▶ [WHAT THE TASK REQUIRES] Pull every line with "title" from the material.

(RECORDS TO USE Opens)

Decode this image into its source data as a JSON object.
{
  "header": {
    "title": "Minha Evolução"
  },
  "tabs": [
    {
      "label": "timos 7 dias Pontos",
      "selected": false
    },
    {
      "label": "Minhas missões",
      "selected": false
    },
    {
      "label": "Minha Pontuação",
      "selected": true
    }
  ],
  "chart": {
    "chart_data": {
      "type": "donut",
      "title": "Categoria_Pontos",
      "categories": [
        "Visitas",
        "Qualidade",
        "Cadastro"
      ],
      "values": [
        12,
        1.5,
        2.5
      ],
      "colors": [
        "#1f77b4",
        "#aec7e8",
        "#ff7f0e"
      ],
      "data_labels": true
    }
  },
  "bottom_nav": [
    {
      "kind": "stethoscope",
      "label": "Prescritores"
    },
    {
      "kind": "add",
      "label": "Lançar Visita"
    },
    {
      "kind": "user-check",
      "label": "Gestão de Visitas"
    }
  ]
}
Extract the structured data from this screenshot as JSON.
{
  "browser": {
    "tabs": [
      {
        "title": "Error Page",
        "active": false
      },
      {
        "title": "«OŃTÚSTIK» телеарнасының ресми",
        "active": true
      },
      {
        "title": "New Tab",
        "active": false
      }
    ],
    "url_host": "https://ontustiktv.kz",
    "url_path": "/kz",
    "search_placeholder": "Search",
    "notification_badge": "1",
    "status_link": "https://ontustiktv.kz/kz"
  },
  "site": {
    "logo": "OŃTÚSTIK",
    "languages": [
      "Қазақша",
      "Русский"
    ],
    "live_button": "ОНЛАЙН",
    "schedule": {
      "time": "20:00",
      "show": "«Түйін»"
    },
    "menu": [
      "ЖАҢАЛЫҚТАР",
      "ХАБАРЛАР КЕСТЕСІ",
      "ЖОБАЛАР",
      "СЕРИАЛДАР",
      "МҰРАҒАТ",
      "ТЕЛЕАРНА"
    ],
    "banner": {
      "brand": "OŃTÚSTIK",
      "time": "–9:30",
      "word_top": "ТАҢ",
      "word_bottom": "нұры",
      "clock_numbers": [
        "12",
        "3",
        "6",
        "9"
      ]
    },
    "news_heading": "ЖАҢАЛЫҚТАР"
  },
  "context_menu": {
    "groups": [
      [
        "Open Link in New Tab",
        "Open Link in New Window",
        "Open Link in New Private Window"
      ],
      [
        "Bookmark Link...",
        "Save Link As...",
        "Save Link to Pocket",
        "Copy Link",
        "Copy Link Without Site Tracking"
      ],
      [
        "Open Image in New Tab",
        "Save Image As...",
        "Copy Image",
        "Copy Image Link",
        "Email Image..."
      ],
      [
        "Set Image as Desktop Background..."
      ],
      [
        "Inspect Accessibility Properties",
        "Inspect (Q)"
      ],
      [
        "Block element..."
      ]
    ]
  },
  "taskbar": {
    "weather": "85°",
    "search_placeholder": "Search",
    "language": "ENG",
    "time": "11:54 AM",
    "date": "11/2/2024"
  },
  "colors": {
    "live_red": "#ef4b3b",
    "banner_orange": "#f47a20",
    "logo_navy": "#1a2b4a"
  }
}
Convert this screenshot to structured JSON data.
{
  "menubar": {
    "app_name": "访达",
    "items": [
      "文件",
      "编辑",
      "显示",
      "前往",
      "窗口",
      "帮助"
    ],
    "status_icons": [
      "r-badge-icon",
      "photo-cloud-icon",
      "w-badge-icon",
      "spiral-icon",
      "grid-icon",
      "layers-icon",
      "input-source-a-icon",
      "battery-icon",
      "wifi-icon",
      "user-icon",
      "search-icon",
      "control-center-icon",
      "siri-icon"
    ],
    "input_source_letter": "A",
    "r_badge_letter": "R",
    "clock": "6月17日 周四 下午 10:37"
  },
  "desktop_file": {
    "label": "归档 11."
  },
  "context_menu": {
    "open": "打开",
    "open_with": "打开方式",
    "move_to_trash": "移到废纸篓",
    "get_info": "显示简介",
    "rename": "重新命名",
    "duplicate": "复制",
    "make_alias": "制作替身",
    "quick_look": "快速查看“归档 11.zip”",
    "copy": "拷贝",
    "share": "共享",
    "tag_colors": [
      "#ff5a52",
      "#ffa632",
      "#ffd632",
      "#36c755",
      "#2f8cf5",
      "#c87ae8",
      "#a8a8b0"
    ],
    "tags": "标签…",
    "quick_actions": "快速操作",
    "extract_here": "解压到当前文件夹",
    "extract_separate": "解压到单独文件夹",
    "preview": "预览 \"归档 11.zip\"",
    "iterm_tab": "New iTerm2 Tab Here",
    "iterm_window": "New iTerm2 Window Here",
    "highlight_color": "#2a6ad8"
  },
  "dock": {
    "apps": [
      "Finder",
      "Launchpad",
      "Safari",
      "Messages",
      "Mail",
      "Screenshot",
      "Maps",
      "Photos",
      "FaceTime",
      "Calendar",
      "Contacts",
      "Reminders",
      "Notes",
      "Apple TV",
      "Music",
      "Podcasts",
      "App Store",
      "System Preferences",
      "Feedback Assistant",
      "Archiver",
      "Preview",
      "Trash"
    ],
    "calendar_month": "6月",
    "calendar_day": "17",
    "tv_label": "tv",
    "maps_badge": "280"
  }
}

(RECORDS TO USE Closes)

▶ [RESULT]
    "title": "Minha Evolução"
      "title": "Categoria_Pontos",
        "title": "Error Page",
        "title": "«OŃTÚSTIK» телеарнасының ресми",
        "title": "New Tab",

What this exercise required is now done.